THE Malvern Gazette's October farming supplement in 1967 was predicting a bright future for the industry in the following year, but a month later the area had fallen victim to foot and mouth disease.

You don't get the same sense of crisis from reading the Malvern Gazette as seems to surround the current outbreak.

That is partly because the nature of the media has changed, being much more interested these days in how people are affected by events, but also because there had been no serious outbreak of the disease for many years.

The first reaction to the disease in the Gazette was the decision of the Malvern and District Motor Cycle and Light Car Club to cancel its trials events at Castlemorton. Malvern United Angling Club closed its water and the North Ledbury, Croome and Worcestershire Hunts suspended their meets.

But by no means all events were being cancelled. The Malvern Cage Bird Society held a very successful show at the Winter Gardens which drew competitors from all over the country.

There were seven early outbreaks in Worcestershire, originating on a farm in Spetchley and spreading from there, which involved the slaughter of 2,495 pigs, 1,150 sheep and 428 cattle.
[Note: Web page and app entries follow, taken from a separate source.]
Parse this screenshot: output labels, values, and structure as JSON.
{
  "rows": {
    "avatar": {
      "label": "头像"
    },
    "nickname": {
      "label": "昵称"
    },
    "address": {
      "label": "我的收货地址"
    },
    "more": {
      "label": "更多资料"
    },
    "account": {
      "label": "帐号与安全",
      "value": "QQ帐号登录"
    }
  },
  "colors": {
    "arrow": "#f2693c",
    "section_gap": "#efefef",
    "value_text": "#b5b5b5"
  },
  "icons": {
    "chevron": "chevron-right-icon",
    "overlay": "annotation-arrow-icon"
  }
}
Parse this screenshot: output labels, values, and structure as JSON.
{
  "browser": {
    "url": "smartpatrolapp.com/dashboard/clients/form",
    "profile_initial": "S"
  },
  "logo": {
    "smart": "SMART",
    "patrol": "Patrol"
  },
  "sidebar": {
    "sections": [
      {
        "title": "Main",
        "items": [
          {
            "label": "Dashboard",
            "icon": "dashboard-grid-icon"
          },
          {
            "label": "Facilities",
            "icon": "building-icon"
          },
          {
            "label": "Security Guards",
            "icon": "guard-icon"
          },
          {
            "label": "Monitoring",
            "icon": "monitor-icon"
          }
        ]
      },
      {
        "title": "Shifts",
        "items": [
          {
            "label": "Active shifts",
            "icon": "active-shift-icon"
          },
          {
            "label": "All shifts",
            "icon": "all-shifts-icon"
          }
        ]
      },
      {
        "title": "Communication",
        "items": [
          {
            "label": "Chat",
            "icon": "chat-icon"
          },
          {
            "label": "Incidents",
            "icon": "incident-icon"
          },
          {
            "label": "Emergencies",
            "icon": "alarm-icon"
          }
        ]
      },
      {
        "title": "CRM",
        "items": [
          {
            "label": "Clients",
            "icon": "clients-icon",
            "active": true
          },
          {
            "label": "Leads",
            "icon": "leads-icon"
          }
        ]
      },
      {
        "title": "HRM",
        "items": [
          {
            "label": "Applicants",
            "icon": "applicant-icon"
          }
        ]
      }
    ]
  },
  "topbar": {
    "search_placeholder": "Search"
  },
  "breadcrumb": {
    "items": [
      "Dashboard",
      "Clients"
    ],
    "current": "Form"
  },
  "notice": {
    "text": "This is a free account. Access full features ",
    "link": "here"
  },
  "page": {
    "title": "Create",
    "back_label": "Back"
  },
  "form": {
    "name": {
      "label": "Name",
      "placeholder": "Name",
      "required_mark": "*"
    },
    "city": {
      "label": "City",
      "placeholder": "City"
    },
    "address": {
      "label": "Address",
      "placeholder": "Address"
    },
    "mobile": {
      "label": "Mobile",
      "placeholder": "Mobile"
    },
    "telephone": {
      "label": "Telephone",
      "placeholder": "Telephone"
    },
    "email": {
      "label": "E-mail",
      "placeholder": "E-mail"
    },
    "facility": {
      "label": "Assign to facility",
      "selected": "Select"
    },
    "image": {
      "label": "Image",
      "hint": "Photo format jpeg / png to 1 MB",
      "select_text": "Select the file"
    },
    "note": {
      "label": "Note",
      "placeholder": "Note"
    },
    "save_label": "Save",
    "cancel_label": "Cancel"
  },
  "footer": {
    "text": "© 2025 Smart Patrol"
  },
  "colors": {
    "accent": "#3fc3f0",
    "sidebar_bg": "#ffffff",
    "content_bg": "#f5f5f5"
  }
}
Restrictions on animal movements in the area were imposed, and a Welland farmer was fined £10 for moving his cows across a road, but other restrictions appear not to have been so draconian.

Following representations from concerned Castlemorton residents, Malvern Hills Conservators put up notices 'requesting' people to keep off commons which had carried stock. Kempsey Common had been closed and people from Worcester were coming from Castlemorton to walk their dogs.

Conservators' clerk, Col. E. Whatley, said: "We can't stop people walking on the commons, but we can request them not to do it."

Prayers were said for farmers at St Peter's Church, Malvern Wells.

The one piece of good news was the decision of the Queen to visit the Three Counties Show in 1968, the first visit to the show by a reigning monarch.

The Queen made a point of speaking to farmers who had lost stock during the foot and mouth epidemic.

She had a special word of congratulation for David Bentley, a Spetchley farmer who had re-stocked after losing 255 cattle, sheep and pigs but had gained a Reserve Champion award in the Dairy Shorthorn section.

You never know, perhaps Her Majesty might be persuaded to repeat her visit this year?